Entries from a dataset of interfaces
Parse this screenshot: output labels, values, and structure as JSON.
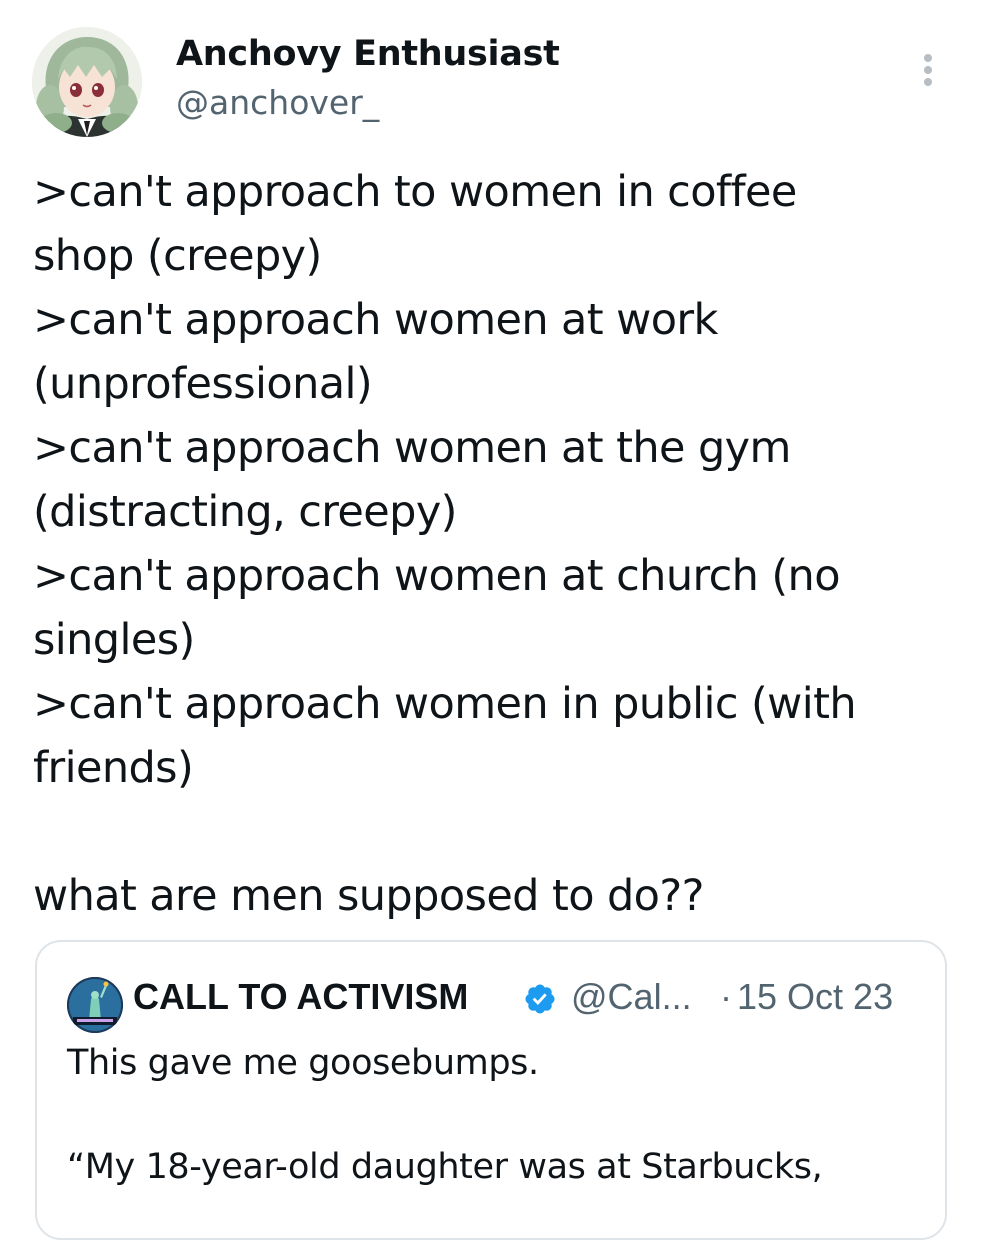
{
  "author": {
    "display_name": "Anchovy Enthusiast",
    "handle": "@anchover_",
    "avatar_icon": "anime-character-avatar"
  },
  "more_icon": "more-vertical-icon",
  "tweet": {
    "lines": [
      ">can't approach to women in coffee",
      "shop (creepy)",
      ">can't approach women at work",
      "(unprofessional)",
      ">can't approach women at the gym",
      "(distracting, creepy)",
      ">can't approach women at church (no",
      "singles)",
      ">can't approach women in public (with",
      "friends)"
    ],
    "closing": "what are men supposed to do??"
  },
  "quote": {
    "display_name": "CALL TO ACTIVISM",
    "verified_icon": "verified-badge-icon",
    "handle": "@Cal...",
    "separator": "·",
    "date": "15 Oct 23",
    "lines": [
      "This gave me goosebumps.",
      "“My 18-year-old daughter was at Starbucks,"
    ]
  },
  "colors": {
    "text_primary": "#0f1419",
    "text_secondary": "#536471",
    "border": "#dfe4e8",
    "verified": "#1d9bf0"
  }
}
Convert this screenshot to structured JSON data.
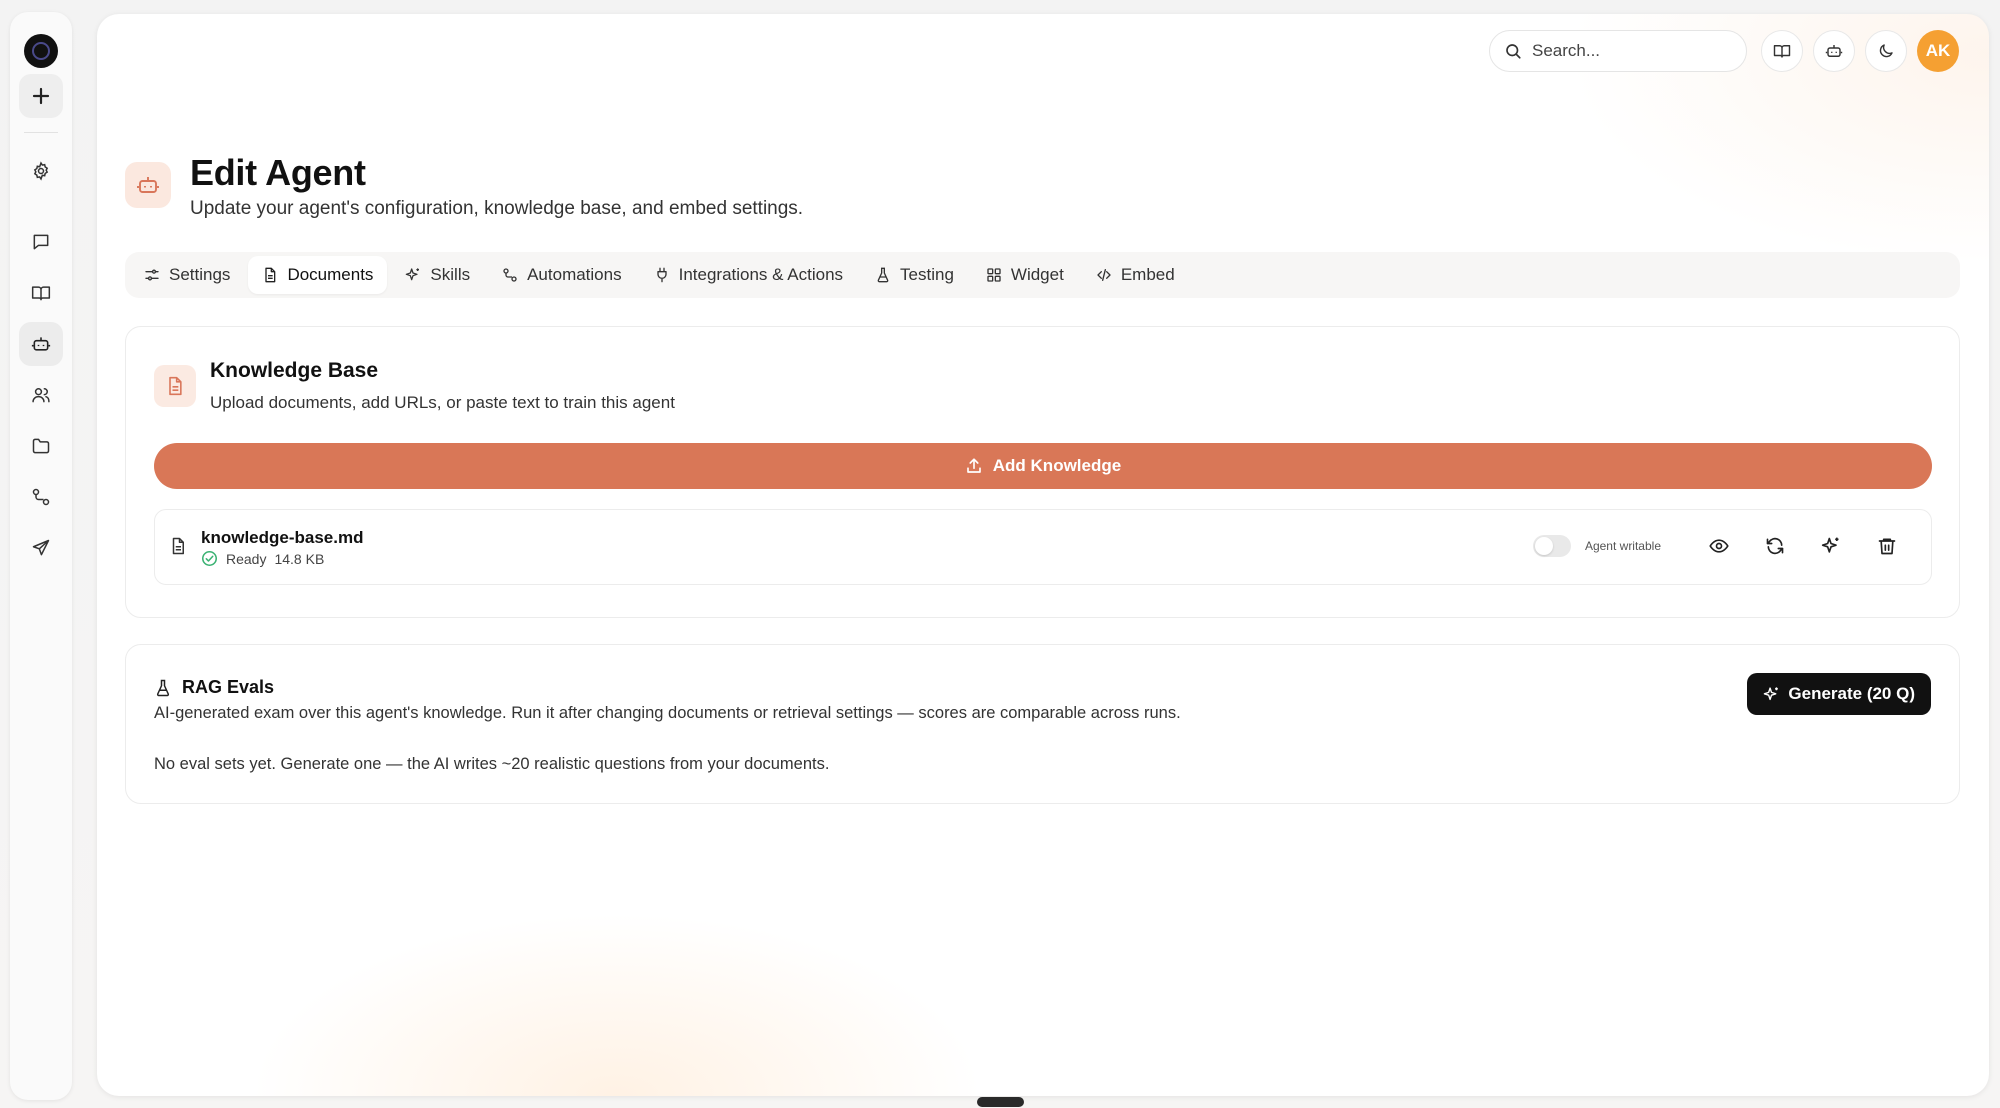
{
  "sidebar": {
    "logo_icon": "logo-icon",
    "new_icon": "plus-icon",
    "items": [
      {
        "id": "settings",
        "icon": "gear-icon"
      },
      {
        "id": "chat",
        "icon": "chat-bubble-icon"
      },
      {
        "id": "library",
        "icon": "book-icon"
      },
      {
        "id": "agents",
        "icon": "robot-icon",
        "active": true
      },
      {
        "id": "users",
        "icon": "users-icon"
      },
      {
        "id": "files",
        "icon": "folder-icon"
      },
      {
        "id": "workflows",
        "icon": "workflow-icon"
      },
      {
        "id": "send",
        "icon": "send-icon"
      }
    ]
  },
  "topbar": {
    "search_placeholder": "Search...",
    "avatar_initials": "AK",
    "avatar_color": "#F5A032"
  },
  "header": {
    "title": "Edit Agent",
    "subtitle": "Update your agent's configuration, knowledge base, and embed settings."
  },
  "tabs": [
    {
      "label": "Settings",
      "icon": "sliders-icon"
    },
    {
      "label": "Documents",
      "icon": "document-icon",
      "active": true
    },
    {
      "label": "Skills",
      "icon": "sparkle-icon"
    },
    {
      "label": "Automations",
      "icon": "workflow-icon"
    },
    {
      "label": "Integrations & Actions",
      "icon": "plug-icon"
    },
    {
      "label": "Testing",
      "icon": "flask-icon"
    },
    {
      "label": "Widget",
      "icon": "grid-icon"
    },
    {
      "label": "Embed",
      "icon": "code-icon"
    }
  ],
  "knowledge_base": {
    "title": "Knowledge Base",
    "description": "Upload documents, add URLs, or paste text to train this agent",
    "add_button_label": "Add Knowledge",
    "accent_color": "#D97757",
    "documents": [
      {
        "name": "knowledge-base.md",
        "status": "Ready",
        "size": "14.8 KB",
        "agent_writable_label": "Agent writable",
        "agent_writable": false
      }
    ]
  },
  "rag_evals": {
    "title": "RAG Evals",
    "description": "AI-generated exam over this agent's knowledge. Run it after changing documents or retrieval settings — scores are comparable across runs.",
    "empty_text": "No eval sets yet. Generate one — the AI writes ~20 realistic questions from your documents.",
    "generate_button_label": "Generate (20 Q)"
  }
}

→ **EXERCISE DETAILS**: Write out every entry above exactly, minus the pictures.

→ **RESPONSE BOX**:
Parse this screenshot: output labels, values, and structure as JSON.
{
  "author": {
    "display_name": "Anchovy Enthusiast",
    "handle": "@anchover_",
    "avatar_icon": "anime-character-avatar"
  },
  "more_icon": "more-vertical-icon",
  "tweet": {
    "lines": [
      ">can't approach to women in coffee",
      "shop (creepy)",
      ">can't approach women at work",
      "(unprofessional)",
      ">can't approach women at the gym",
      "(distracting, creepy)",
      ">can't approach women at church (no",
      "singles)",
      ">can't approach women in public (with",
      "friends)"
    ],
    "closing": "what are men supposed to do??"
  },
  "quote": {
    "display_name": "CALL TO ACTIVISM",
    "verified_icon": "verified-badge-icon",
    "handle": "@Cal...",
    "separator": "·",
    "date": "15 Oct 23",
    "lines": [
      "This gave me goosebumps.",
      "“My 18-year-old daughter was at Starbucks,"
    ]
  },
  "colors": {
    "text_primary": "#0f1419",
    "text_secondary": "#536471",
    "border": "#dfe4e8",
    "verified": "#1d9bf0"
  }
}
Convert this screenshot to structured JSON data.
{
  "sidebar": {
    "logo_icon": "logo-icon",
    "new_icon": "plus-icon",
    "items": [
      {
        "id": "settings",
        "icon": "gear-icon"
      },
      {
        "id": "chat",
        "icon": "chat-bubble-icon"
      },
      {
        "id": "library",
        "icon": "book-icon"
      },
      {
        "id": "agents",
        "icon": "robot-icon",
        "active": true
      },
      {
        "id": "users",
        "icon": "users-icon"
      },
      {
        "id": "files",
        "icon": "folder-icon"
      },
      {
        "id": "workflows",
        "icon": "workflow-icon"
      },
      {
        "id": "send",
        "icon": "send-icon"
      }
    ]
  },
  "topbar": {
    "search_placeholder": "Search...",
    "avatar_initials": "AK",
    "avatar_color": "#F5A032"
  },
  "header": {
    "title": "Edit Agent",
    "subtitle": "Update your agent's configuration, knowledge base, and embed settings."
  },
  "tabs": [
    {
      "label": "Settings",
      "icon": "sliders-icon"
    },
    {
      "label": "Documents",
      "icon": "document-icon",
      "active": true
    },
    {
      "label": "Skills",
      "icon": "sparkle-icon"
    },
    {
      "label": "Automations",
      "icon": "workflow-icon"
    },
    {
      "label": "Integrations & Actions",
      "icon": "plug-icon"
    },
    {
      "label": "Testing",
      "icon": "flask-icon"
    },
    {
      "label": "Widget",
      "icon": "grid-icon"
    },
    {
      "label": "Embed",
      "icon": "code-icon"
    }
  ],
  "knowledge_base": {
    "title": "Knowledge Base",
    "description": "Upload documents, add URLs, or paste text to train this agent",
    "add_button_label": "Add Knowledge",
    "accent_color": "#D97757",
    "documents": [
      {
        "name": "knowledge-base.md",
        "status": "Ready",
        "size": "14.8 KB",
        "agent_writable_label": "Agent writable",
        "agent_writable": false
      }
    ]
  },
  "rag_evals": {
    "title": "RAG Evals",
    "description": "AI-generated exam over this agent's knowledge. Run it after changing documents or retrieval settings — scores are comparable across runs.",
    "empty_text": "No eval sets yet. Generate one — the AI writes ~20 realistic questions from your documents.",
    "generate_button_label": "Generate (20 Q)"
  }
}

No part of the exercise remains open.